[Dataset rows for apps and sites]
::::

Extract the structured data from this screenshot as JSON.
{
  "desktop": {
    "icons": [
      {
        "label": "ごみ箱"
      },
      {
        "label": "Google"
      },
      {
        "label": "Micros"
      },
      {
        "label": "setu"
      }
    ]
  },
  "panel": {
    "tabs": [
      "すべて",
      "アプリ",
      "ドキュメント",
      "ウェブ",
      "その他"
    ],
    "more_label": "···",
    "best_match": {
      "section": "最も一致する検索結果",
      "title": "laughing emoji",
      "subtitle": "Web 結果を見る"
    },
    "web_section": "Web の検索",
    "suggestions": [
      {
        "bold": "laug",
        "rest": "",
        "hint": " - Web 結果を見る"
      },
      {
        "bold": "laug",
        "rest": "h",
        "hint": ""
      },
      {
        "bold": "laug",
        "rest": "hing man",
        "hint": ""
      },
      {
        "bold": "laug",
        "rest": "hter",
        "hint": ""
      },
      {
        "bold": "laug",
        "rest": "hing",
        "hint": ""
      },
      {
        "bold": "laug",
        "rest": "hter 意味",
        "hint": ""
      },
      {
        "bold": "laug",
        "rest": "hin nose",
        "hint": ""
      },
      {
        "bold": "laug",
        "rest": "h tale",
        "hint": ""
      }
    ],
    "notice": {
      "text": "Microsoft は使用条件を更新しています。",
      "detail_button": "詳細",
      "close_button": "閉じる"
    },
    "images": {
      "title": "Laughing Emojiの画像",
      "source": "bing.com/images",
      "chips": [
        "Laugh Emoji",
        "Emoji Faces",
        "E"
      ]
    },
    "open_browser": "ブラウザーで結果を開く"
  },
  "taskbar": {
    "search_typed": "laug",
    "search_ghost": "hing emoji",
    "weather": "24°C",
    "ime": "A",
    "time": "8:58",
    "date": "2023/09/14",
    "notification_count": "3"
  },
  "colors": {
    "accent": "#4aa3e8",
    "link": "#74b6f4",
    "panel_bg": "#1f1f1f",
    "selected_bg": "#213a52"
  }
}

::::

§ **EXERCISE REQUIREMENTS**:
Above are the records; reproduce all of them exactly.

§ **SOLUTION BELOW**:
Extract the structured data from this screenshot as JSON.
{
  "desktop": {
    "icons": [
      {
        "label": "ごみ箱"
      },
      {
        "label": "Google"
      },
      {
        "label": "Micros"
      },
      {
        "label": "setu"
      }
    ]
  },
  "panel": {
    "tabs": [
      "すべて",
      "アプリ",
      "ドキュメント",
      "ウェブ",
      "その他"
    ],
    "more_label": "···",
    "best_match": {
      "section": "最も一致する検索結果",
      "title": "laughing emoji",
      "subtitle": "Web 結果を見る"
    },
    "web_section": "Web の検索",
    "suggestions": [
      {
        "bold": "laug",
        "rest": "",
        "hint": " - Web 結果を見る"
      },
      {
        "bold": "laug",
        "rest": "h",
        "hint": ""
      },
      {
        "bold": "laug",
        "rest": "hing man",
        "hint": ""
      },
      {
        "bold": "laug",
        "rest": "hter",
        "hint": ""
      },
      {
        "bold": "laug",
        "rest": "hing",
        "hint": ""
      },
      {
        "bold": "laug",
        "rest": "hter 意味",
        "hint": ""
      },
      {
        "bold": "laug",
        "rest": "hin nose",
        "hint": ""
      },
      {
        "bold": "laug",
        "rest": "h tale",
        "hint": ""
      }
    ],
    "notice": {
      "text": "Microsoft は使用条件を更新しています。",
      "detail_button": "詳細",
      "close_button": "閉じる"
    },
    "images": {
      "title": "Laughing Emojiの画像",
      "source": "bing.com/images",
      "chips": [
        "Laugh Emoji",
        "Emoji Faces",
        "E"
      ]
    },
    "open_browser": "ブラウザーで結果を開く"
  },
  "taskbar": {
    "search_typed": "laug",
    "search_ghost": "hing emoji",
    "weather": "24°C",
    "ime": "A",
    "time": "8:58",
    "date": "2023/09/14",
    "notification_count": "3"
  },
  "colors": {
    "accent": "#4aa3e8",
    "link": "#74b6f4",
    "panel_bg": "#1f1f1f",
    "selected_bg": "#213a52"
  }
}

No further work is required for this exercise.